  2. ^ Wilkinson and Astley, p.50
  3. ^ Wilkinson and Astley, p.52
  4. ^ a b Wilkinson and Astley, pp.52-53
  5. ^ Adams, pp.73-74
  6. ^ Wilkinson and Astley, pp.54-55
  7. ^ Wilkinson and Astley, p.55
  8. ^ Rhys-Jones, p.162
  9. ^ Wilkinson and Astley, pp.57-58
  10. ^ Wilkinson and Astley, p.64
  11. ^ Adams, p.80
  12. ^ Adams, p.82
  13. ^ Adams, p.81
  14. ^ Wilkinson and Astley, p.66
  15. ^ Pedersen, Per Bjørn (2009). "Bombingen av Bodø under 2. verdenskrig". In  
  16. ^  
  17. ^ a b Wilkinson and Astley, p.67

Printed works

  • Adams, Jack (1989). The Doomed Expedition: The Campaign in Norway, 1940. Pen & Sword Military.  
  • Brown, David (2013). Naval Operations of the Campaign in Norway, April-June 1940. Naval Staff Histories. Routledge.  
  • Rhys-Jones, Graham (2008). Churchill and the Norway Campaign 1940. Pen & Sword Military.  
  • Wilkinson, Peter; Astley, Joan Bright (2010). Gubbins and SOE. Barnsley: Pen & Sword Military.  

External links
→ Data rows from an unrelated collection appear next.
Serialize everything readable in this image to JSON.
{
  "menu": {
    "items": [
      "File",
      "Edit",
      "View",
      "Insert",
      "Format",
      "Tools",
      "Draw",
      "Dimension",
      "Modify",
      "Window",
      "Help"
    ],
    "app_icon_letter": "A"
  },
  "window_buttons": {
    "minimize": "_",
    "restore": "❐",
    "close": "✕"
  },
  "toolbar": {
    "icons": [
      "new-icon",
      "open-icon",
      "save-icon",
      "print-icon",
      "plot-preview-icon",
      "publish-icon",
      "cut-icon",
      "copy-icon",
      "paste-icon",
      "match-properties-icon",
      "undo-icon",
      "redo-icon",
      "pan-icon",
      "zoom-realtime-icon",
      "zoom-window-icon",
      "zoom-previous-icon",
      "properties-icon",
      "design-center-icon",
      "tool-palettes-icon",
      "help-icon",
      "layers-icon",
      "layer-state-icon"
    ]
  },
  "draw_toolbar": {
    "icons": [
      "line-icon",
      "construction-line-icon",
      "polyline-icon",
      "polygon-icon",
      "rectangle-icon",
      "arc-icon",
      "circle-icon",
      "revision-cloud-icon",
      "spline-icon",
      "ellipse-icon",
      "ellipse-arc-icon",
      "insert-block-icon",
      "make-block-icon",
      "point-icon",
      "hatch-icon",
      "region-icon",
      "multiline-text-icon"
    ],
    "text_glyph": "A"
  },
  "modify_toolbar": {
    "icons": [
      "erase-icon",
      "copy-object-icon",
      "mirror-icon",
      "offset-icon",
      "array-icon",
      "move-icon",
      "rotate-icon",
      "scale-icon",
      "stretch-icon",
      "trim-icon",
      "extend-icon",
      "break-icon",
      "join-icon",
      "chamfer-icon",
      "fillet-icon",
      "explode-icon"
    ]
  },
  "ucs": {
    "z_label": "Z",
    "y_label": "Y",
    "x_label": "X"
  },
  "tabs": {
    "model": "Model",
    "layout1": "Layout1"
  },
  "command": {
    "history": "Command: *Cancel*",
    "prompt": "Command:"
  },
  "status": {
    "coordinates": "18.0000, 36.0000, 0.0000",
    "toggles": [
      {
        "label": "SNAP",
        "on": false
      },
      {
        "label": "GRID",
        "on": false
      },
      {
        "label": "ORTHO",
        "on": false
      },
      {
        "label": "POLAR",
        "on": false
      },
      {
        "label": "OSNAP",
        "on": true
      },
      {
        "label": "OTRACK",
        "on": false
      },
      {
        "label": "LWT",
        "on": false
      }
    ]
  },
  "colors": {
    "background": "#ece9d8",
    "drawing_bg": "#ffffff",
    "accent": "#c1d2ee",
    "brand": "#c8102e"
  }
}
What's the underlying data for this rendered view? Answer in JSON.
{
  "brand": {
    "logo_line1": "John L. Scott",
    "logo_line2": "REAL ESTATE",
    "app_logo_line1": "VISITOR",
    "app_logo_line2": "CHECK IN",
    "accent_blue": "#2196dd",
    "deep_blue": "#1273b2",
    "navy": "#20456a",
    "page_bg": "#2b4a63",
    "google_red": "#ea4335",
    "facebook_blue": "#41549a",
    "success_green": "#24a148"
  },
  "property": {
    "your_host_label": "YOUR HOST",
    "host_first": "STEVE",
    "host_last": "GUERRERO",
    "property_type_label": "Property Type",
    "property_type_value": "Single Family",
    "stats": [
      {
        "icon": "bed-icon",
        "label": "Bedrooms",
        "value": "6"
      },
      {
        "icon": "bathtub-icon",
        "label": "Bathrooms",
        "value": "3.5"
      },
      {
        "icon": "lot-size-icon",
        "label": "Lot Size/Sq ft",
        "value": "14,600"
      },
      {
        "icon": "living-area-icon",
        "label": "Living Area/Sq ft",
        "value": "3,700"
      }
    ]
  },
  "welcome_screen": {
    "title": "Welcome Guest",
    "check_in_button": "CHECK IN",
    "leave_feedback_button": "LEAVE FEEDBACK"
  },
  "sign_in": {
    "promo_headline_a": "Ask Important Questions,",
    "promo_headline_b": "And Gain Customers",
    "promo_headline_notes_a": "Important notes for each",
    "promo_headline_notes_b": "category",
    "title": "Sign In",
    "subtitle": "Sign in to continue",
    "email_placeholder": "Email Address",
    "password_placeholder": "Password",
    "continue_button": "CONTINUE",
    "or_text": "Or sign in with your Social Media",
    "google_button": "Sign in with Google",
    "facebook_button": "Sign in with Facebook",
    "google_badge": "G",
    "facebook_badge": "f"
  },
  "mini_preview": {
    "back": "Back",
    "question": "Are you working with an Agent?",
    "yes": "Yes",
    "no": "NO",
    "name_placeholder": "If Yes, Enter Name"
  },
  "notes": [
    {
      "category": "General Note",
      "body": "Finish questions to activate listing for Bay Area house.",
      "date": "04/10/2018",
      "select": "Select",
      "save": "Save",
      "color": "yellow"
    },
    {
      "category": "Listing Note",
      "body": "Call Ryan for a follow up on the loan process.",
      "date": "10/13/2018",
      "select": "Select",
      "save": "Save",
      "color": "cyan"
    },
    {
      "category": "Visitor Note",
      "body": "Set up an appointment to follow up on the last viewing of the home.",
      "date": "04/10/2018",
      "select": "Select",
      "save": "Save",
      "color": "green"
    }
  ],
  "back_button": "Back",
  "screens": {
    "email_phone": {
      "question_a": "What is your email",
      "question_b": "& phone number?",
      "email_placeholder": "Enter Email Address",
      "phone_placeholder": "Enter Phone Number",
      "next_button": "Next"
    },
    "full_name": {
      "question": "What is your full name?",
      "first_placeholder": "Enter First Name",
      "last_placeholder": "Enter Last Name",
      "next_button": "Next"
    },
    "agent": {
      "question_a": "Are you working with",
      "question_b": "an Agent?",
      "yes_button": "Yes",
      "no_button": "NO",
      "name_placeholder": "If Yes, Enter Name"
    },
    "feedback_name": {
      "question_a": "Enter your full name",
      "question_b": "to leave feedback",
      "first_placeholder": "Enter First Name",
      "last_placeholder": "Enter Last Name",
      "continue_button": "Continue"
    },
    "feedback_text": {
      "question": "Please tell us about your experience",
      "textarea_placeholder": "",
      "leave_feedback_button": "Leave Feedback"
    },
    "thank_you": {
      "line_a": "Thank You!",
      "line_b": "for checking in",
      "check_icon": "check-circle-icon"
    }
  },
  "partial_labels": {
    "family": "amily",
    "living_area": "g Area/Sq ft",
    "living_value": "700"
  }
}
  • Terry, D.K. "The Campaign in Norway Chapter 11". Retrieved 21 April 2015. 
  • Terry, D.K. "The Campaign in Norway Chapter 12". Retrieved 21 April 2015. 
This article was sourced from Creative Commons Attribution-ShareAlike License; additional terms may apply. World Heritage Encyclopedia content is assembled from numerous content providers, Open Access Publishing, and in compliance with The Fair Access to Science and Technology Research Act (FASTR), Wikimedia Foundation, Inc., Public Library of Science, The Encyclopedia of Life, Open Book Publishers (OBP), PubMed, U.S. National Library of Medicine, National Center for Biotechnology Information, U.S. National Library of Medicine, National Institutes of Health (NIH), U.S. Department of Health & Human Services, and, which sources content from all federal, state, local, tribal, and territorial government publication portals (.gov, .mil, .edu). Funding for and content contributors is made possible from the U.S. Congress, E-Government Act of 2002.
Crowd sourced content that is contributed to World Heritage Encyclopedia is peer reviewed and edited by our editorial staff to ensure quality scholarly research articles.
By using this site, you agree to the Terms of Use and Privacy Policy. World Heritage Encyclopedia™ is a registered trademark of the World Public Library Association, a non-profit organization.

Copyright © World Library Foundation. All rights reserved. eBooks from Project Gutenberg are sponsored by the World Library Foundation,
a 501c(4) Member's Support Non-Profit Organization, and is NOT affiliated with any governmental agency or department.